**THE INPUT**:
^^^^^^^^^^^^^^^^

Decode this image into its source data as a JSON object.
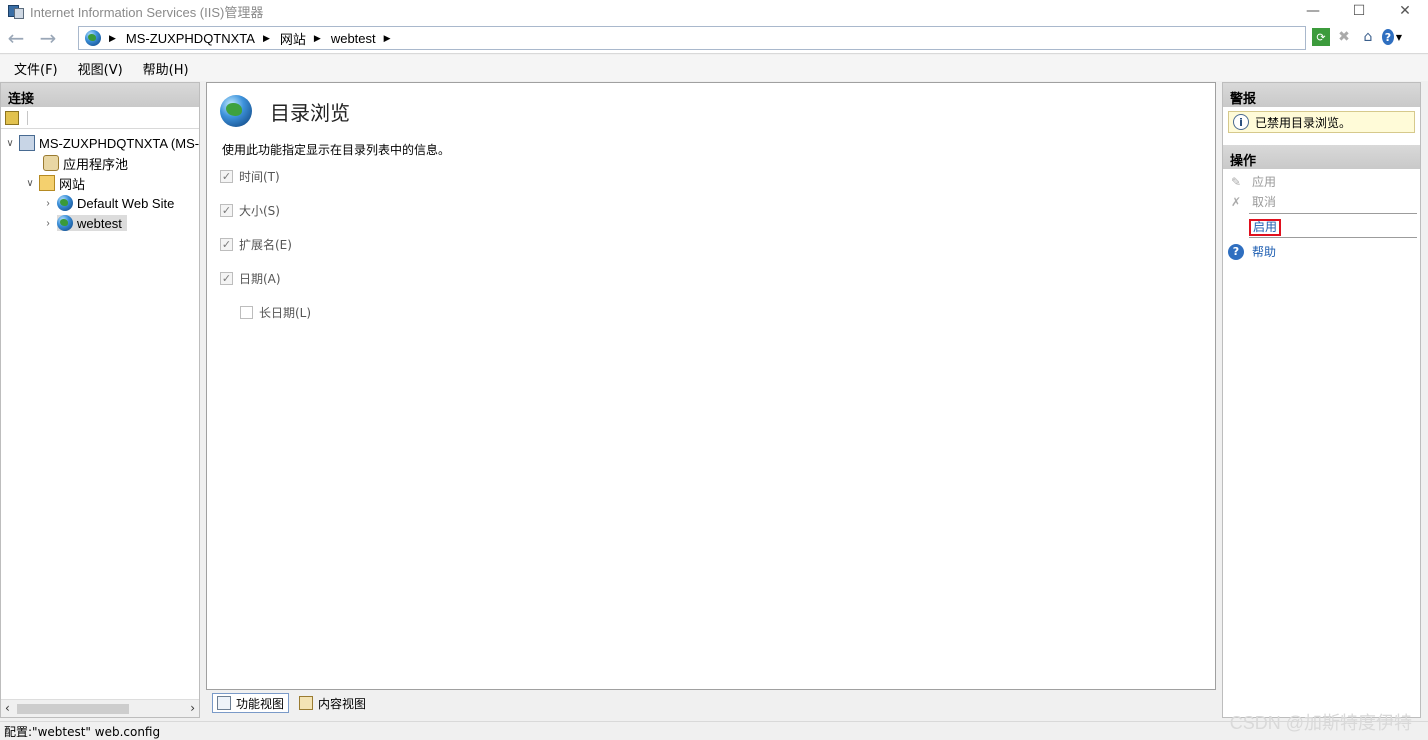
{
  "window": {
    "title": "Internet Information Services (IIS)管理器",
    "min": "—",
    "max": "☐",
    "close": "✕"
  },
  "nav": {
    "back": "←",
    "forward": "→",
    "breadcrumb": [
      "MS-ZUXPHDQTNXTA",
      "网站",
      "webtest"
    ]
  },
  "menus": [
    "文件(F)",
    "视图(V)",
    "帮助(H)"
  ],
  "connections": {
    "title": "连接",
    "tree": {
      "server": "MS-ZUXPHDQTNXTA (MS-",
      "app_pools": "应用程序池",
      "sites": "网站",
      "default_site": "Default Web Site",
      "webtest": "webtest"
    }
  },
  "feature": {
    "title": "目录浏览",
    "description": "使用此功能指定显示在目录列表中的信息。",
    "options": [
      {
        "label": "时间(T)",
        "checked": true
      },
      {
        "label": "大小(S)",
        "checked": true
      },
      {
        "label": "扩展名(E)",
        "checked": true
      },
      {
        "label": "日期(A)",
        "checked": true
      },
      {
        "label": "长日期(L)",
        "checked": false
      }
    ]
  },
  "view_tabs": {
    "features": "功能视图",
    "content": "内容视图"
  },
  "alerts": {
    "title": "警报",
    "message": "已禁用目录浏览。"
  },
  "actions": {
    "title": "操作",
    "apply": "应用",
    "cancel": "取消",
    "enable": "启用",
    "help": "帮助"
  },
  "status": {
    "text": "配置:\"webtest\" web.config"
  },
  "watermark": "CSDN @加斯特度伊特"
}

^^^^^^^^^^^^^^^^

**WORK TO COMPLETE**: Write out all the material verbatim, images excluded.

**EXPECTED ANSWER**:
Decode this image into its source data as a JSON object.
{
  "window": {
    "title": "Internet Information Services (IIS)管理器",
    "min": "—",
    "max": "☐",
    "close": "✕"
  },
  "nav": {
    "back": "←",
    "forward": "→",
    "breadcrumb": [
      "MS-ZUXPHDQTNXTA",
      "网站",
      "webtest"
    ]
  },
  "menus": [
    "文件(F)",
    "视图(V)",
    "帮助(H)"
  ],
  "connections": {
    "title": "连接",
    "tree": {
      "server": "MS-ZUXPHDQTNXTA (MS-",
      "app_pools": "应用程序池",
      "sites": "网站",
      "default_site": "Default Web Site",
      "webtest": "webtest"
    }
  },
  "feature": {
    "title": "目录浏览",
    "description": "使用此功能指定显示在目录列表中的信息。",
    "options": [
      {
        "label": "时间(T)",
        "checked": true
      },
      {
        "label": "大小(S)",
        "checked": true
      },
      {
        "label": "扩展名(E)",
        "checked": true
      },
      {
        "label": "日期(A)",
        "checked": true
      },
      {
        "label": "长日期(L)",
        "checked": false
      }
    ]
  },
  "view_tabs": {
    "features": "功能视图",
    "content": "内容视图"
  },
  "alerts": {
    "title": "警报",
    "message": "已禁用目录浏览。"
  },
  "actions": {
    "title": "操作",
    "apply": "应用",
    "cancel": "取消",
    "enable": "启用",
    "help": "帮助"
  },
  "status": {
    "text": "配置:\"webtest\" web.config"
  },
  "watermark": "CSDN @加斯特度伊特"
}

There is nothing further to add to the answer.